The Spies of Shilling Lane, by Jennifer Ryan
This is an engaging historical novel set in London during
World War II. Many novels have been published over the last several years in
conjunction with the 75th anniversaries of various events of that
war. I’ve read a number of them, but The
Spies of Shilling Lane, by Jennifer Ryan stands out in my mind.
You might be surprised at who the spies in the story are.
You’ll be surprised when some very unlikely people find themselves spying on
the British Nazis and Nazi sympathizers. Woven throughout is a story of the
estrangement between an adult daughter and her mother. There are family secrets
that are eventually revealed.
If you follow my blog, you know I’m generally not a fan of
listening to a novel, but I thoroughly enjoyed listening to this one.
I can’t wait to see what Jennifer Ryan has in store for us in her next novel. Perhaps you’ve read her debut novel, The Chilbury Ladies’ Choir. I also gave it five stars. If you want to see what I said about that book, here’s a link to my April 1, 2017 blog post, https://janetswritingblog.com/2017/04/01/the-authors-i-read-in-march/.
The Irishman’s Daughter, by V.S. Alexander

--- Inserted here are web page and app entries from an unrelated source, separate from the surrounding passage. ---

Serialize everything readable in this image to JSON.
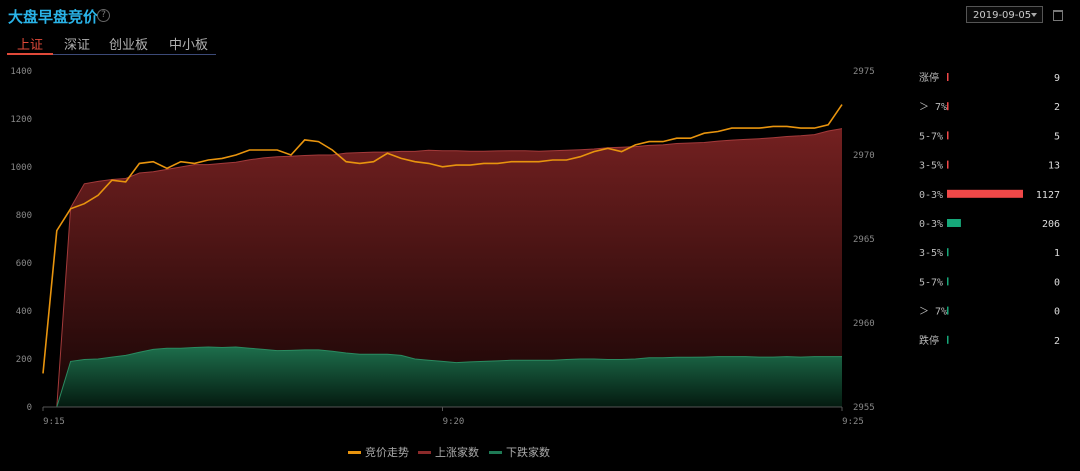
{
  "header": {
    "title": "大盘早盘竞价",
    "help_icon": "?",
    "date": "2019-09-05"
  },
  "tabs": [
    {
      "label": "上证",
      "active": true
    },
    {
      "label": "深证",
      "active": false
    },
    {
      "label": "创业板",
      "active": false
    },
    {
      "label": "中小板",
      "active": false
    }
  ],
  "colors": {
    "price": "#e8940e",
    "up": "#8b2a2a",
    "down": "#1e7a55",
    "up_bar": "#f04848",
    "down_bar": "#16a87a",
    "accent": "#2ab4e8"
  },
  "chart_data": {
    "type": "area",
    "x_ticks": [
      "9:15",
      "9:20",
      "9:25"
    ],
    "y_left": {
      "ticks": [
        0,
        200,
        400,
        600,
        800,
        1000,
        1200,
        1400
      ],
      "range": [
        0,
        1400
      ]
    },
    "y_right": {
      "ticks": [
        2955,
        2960,
        2965,
        2970,
        2975
      ],
      "range": [
        2955,
        2975
      ]
    },
    "series": [
      {
        "name": "竞价走势",
        "axis": "right",
        "kind": "line",
        "values": [
          2957.0,
          2965.5,
          2966.8,
          2967.1,
          2967.6,
          2968.5,
          2968.4,
          2969.5,
          2969.6,
          2969.2,
          2969.6,
          2969.5,
          2969.7,
          2969.8,
          2970.0,
          2970.3,
          2970.3,
          2970.3,
          2970.0,
          2970.9,
          2970.8,
          2970.3,
          2969.6,
          2969.5,
          2969.6,
          2970.1,
          2969.8,
          2969.6,
          2969.5,
          2969.3,
          2969.4,
          2969.4,
          2969.5,
          2969.5,
          2969.6,
          2969.6,
          2969.6,
          2969.7,
          2969.7,
          2969.9,
          2970.2,
          2970.4,
          2970.2,
          2970.6,
          2970.8,
          2970.8,
          2971.0,
          2971.0,
          2971.3,
          2971.4,
          2971.6,
          2971.6,
          2971.6,
          2971.7,
          2971.7,
          2971.6,
          2971.6,
          2971.8,
          2973.0
        ]
      },
      {
        "name": "上涨家数",
        "axis": "left",
        "kind": "area",
        "values": [
          0,
          0,
          830,
          930,
          940,
          948,
          952,
          975,
          980,
          990,
          1000,
          1010,
          1010,
          1015,
          1020,
          1030,
          1038,
          1043,
          1045,
          1048,
          1050,
          1050,
          1058,
          1060,
          1062,
          1062,
          1065,
          1065,
          1070,
          1068,
          1068,
          1066,
          1066,
          1067,
          1068,
          1068,
          1066,
          1068,
          1070,
          1072,
          1075,
          1080,
          1082,
          1085,
          1090,
          1092,
          1098,
          1100,
          1102,
          1108,
          1112,
          1115,
          1118,
          1122,
          1127,
          1130,
          1135,
          1150,
          1160
        ]
      },
      {
        "name": "下跌家数",
        "axis": "left",
        "kind": "area",
        "values": [
          0,
          0,
          190,
          198,
          200,
          208,
          215,
          228,
          240,
          245,
          245,
          248,
          250,
          248,
          250,
          245,
          240,
          235,
          236,
          238,
          238,
          232,
          225,
          220,
          220,
          220,
          215,
          200,
          195,
          190,
          185,
          188,
          190,
          192,
          195,
          195,
          195,
          195,
          198,
          200,
          200,
          198,
          198,
          200,
          205,
          205,
          207,
          207,
          208,
          210,
          210,
          210,
          208,
          208,
          210,
          208,
          210,
          210,
          210
        ]
      }
    ],
    "legend": {
      "placement": "bottom-center"
    },
    "grid": false
  },
  "stats": [
    {
      "label": "涨停",
      "value": "9",
      "type": "up",
      "ratio": 0.008
    },
    {
      "label": "＞ 7%",
      "value": "2",
      "type": "up",
      "ratio": 0.002
    },
    {
      "label": "5-7%",
      "value": "5",
      "type": "up",
      "ratio": 0.004
    },
    {
      "label": "3-5%",
      "value": "13",
      "type": "up",
      "ratio": 0.012
    },
    {
      "label": "0-3%",
      "value": "1127",
      "type": "up",
      "ratio": 1.0
    },
    {
      "label": "0-3%",
      "value": "206",
      "type": "down",
      "ratio": 0.183
    },
    {
      "label": "3-5%",
      "value": "1",
      "type": "down",
      "ratio": 0.001
    },
    {
      "label": "5-7%",
      "value": "0",
      "type": "down",
      "ratio": 0.0
    },
    {
      "label": "＞ 7%",
      "value": "0",
      "type": "down",
      "ratio": 0.0
    },
    {
      "label": "跌停",
      "value": "2",
      "type": "down",
      "ratio": 0.002
    }
  ]
}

I’ve mentioned The Irishman’s Daughter, by V.S. Alexander in several of my blog posts including https://janetswritingblog.com/2019/04/08/three-other-books-i-read-in-march-2019/ on April 8, 2019. I’ve become a fan of V.S. Alexander’s historical novels. It’s just personal preference, but The Irishman’s Daughter didn’t hold my attention like Alexander’s first two novels, The Magdalen Girls (2017) and The Taster (2018.)
Alexander does a brilliant job of research and has a talent
for sharing research without beating the reader over the head with info dumps.
The Irishman’s Daughter takes place in Ireland during The Great Potato Famine. The father in the story oversees an estate for an absentee landlord. He has two daughters. One dreams of marrying the rich landlord, who is oblivious to the poverty and starvation faced by his tenants. The other daughter is emotionally moved by the dire situation and tries to stretch their little bit of food with as many people as she possibly can. She longs to marry a local farmer.
I must admit that I did not finish reading this book. With other books vying for my attention, this one just didn’t grab me. I’ve read good things about the book, though, so I’ll give it another try when I get a chance.
V.S. Alexander’s next novel, The Traitor, is scheduled for publication on February 25, 2020. Although I didn’t like The Irishman’s Daughter as much as Alexander’s earlier books, I’ll get on the waitlist for The Traitor at the public library as soon as it’s ordered.